With the frame being ready, next up was cladding, including the 6 doors, the roof and some internal walls and storage. (Find Step 1: The Frame here).
First, we cut and bent the aluminium sheets. We were very lucky a friend let us use his machines. (Thank you Trent!) Like this we saved a lot of time. For the first box he made, Cody cut and bent everything by hand, it is possible, just a lot more work.
While cutting and bending, we always double checked the measurements of the frame, as often the theory doesn’t match up with the reality and we needed to have it right to the millimeter.
We first prepared the parts that will be welded on the frame, before later making the doors to suit the gaps.
Details of aluminium sheets
For the outside of the box and the floor, we used 3mm thick aluminium sheets to ensure rigidity.
The doors and roof
There are 6 doors on the camper box: a very big kitchen door, a door for the tool storage area, two doors each side of the tyre storage as well as two big back doors that open up almost the whole back of the camper box. Also, the roof of the camper box lifts up with strong gas struts.
We folded 3mm sheets into the correct shapes and sizes to make the door frames and to allow the door seals to attach to. The frames had to be made of multiple segments as the sheet bender couldn’t make two or more bends close together this caused a change in the overall design of the doors and seals but nothing too drastic.
The doors were made from 2mm sheet as we found the bender was not able to get tight enough folds for the edges with the 3mm sheet.

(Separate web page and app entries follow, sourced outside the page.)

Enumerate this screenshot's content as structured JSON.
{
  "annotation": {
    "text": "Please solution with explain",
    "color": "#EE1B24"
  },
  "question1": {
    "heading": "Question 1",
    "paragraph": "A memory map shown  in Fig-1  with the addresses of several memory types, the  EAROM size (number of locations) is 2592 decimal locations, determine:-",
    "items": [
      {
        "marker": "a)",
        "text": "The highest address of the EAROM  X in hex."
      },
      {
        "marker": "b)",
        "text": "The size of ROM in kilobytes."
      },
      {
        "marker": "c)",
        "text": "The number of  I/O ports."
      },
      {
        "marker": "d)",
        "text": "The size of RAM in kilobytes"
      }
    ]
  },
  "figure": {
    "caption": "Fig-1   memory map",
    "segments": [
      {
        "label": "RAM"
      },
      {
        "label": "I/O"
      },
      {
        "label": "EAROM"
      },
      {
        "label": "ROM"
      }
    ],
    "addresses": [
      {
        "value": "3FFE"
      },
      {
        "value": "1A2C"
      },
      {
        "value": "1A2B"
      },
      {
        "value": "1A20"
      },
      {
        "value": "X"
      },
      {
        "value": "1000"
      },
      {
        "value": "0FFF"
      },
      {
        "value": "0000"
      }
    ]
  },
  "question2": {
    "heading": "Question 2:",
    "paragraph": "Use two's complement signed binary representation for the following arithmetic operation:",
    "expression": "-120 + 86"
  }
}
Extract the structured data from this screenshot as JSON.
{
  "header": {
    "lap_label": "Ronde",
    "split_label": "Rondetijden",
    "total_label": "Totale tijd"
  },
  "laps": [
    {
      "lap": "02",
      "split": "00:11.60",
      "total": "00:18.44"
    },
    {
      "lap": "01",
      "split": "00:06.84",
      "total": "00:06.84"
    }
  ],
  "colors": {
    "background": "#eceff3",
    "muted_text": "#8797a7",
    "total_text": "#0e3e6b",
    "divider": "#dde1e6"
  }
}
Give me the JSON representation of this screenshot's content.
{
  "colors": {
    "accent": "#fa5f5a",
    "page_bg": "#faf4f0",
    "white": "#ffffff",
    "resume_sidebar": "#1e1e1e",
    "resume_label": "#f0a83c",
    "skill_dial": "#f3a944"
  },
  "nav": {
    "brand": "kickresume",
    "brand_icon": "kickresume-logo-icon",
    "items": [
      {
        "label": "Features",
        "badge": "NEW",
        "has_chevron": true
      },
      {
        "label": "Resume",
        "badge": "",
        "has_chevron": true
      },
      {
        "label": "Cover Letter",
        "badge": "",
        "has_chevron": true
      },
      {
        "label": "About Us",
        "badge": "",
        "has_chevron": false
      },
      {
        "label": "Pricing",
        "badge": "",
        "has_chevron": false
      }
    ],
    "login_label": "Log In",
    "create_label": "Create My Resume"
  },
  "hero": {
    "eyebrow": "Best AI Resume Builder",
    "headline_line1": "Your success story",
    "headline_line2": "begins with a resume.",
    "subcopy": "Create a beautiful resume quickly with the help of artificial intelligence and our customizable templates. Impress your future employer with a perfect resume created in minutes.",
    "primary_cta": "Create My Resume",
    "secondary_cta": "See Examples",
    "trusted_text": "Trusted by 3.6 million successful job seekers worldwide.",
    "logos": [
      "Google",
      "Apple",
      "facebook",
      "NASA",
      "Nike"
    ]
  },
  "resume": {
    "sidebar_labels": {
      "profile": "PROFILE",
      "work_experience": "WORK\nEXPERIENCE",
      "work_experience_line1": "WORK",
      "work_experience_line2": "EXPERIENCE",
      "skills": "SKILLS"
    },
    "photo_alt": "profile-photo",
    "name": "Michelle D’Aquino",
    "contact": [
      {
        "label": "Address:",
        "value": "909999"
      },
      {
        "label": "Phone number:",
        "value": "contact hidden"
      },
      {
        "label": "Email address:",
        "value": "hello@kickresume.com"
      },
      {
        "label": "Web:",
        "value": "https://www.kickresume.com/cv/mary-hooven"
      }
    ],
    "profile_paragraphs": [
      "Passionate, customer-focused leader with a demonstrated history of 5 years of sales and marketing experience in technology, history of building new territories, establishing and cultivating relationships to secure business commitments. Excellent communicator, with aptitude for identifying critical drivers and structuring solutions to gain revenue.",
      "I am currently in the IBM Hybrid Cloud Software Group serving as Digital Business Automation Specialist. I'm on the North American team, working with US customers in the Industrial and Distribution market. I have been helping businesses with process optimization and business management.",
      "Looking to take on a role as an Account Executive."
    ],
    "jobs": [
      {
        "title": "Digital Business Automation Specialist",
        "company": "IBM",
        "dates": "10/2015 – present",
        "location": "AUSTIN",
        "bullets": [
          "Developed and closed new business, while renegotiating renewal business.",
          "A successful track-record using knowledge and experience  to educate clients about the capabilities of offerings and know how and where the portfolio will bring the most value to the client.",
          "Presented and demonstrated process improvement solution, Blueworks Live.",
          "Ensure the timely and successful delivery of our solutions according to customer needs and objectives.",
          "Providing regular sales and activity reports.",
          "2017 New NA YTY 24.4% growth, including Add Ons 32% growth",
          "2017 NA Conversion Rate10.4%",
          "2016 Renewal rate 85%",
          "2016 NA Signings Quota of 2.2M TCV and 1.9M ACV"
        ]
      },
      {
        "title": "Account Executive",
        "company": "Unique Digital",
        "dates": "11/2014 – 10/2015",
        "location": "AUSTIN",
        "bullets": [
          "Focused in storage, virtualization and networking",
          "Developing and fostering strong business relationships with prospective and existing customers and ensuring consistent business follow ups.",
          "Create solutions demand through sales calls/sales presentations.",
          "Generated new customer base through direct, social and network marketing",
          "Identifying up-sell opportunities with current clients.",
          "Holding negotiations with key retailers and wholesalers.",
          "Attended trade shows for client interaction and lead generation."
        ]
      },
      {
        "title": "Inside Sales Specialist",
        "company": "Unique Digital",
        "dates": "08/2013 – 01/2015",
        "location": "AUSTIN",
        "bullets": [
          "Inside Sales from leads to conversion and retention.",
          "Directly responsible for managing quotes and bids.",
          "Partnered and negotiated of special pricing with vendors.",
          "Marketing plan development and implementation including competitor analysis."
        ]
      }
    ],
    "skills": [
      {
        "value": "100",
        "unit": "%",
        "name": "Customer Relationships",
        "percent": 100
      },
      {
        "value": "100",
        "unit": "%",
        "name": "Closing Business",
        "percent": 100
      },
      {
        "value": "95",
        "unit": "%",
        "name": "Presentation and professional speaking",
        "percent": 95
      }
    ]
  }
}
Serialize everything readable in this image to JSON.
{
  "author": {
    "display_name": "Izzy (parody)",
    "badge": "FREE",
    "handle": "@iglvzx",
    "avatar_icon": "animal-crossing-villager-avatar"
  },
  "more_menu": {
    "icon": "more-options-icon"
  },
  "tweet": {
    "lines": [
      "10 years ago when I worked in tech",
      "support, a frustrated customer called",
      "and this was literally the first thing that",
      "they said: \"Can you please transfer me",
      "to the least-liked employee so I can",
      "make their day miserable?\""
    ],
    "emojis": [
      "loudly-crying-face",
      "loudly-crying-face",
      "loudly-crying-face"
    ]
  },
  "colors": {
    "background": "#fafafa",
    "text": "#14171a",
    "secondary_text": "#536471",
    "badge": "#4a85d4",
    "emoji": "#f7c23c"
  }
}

This resulted in a weight saving but caused difficulty with the doors warping much more with the heat of welding in the support frame. The doors’ supports that we welded in were 25x25x3mm tube. This made the door panels very strong and rigid and also allowed somewhere to affix the gas struts.
The roof is made from a 3mm aluminium sheet 1500x3000mm and four machine bent side pieces welded around for shape and rigidity. To this we welded two 25x25x3mm square tube in the centre for strength and 50x5mm flat bar internally at the front for strengthening at the hinges. An internal lip all the way around allowed for the canvas to be attached, which was done by a professional company.
Internal walls and storage
Next up we decided on the layout for the internal walls for the back of the kitchen and tool storage area. This would not only affect the amount of storage internally but also the amount of room we have in the kitchen and tool storage area which are both very important for us.
Once we had decided on the dimensions we folded two large boxes out of 3mm sheet that were welded into the camper these are the walls and roof of the kitchen and tool storage area and also the base on which the bed frame will rest.
Next we made two more boxes from 3mm sheet that are used as the seating. One with internal storage and the other with access to the fridge in the kitchen area underneath.
We made two storage boxes that sit at the top between the two walls below the bed. These will be accessible by lifting the bed frame with the assistance of gas struts. Under these storage boxes will be a table that tucks away and 3 drawers made from wood.
The very last of the sheet metal bending was the stove drawer cover and the stove drawer itself.
The ladder is made from leftover steel we still had lying around. We used cantilever tracks for the ladder to slide in and out and cantilever trolleys that the ladder itself is attached to. If we hadn’t had these pieces, we would have bought a ready-made ladder.
Note: We didn’t actually do everything in the order described here. We did everything at once, started one thing and then finished another and later came back to the first thing. The ladder for example we only made once the camper box was almost completely finished but it makes more sense to write about it here.
Sanding, priming, painting
After finishing all aluminium work, we spray primed and spray painted the camper box, roof and the doors. Before that, we had to fill some uneven spots (especially on the doors) and sand the whole camper box, the roof and the doors. We sanded with 80, then 120 and then 240 grit with an orbital sander (the edges by hand) and cleaned everything with thinners before applying the first coat of primer.
We used an etch primer and a top loaded spray gun. The primer had to be mixed with around 15% of thinners to be liquid enough to be sprayed. We applied two coats of primer.
After priming, we sanded everything with 600 and 1000 grit by hand with a lot of water. Next, we applied two coats of enamel paint. We used the same spray gun but had to use different thinners to mix it with.
Find the next step: Interior Fit-out here.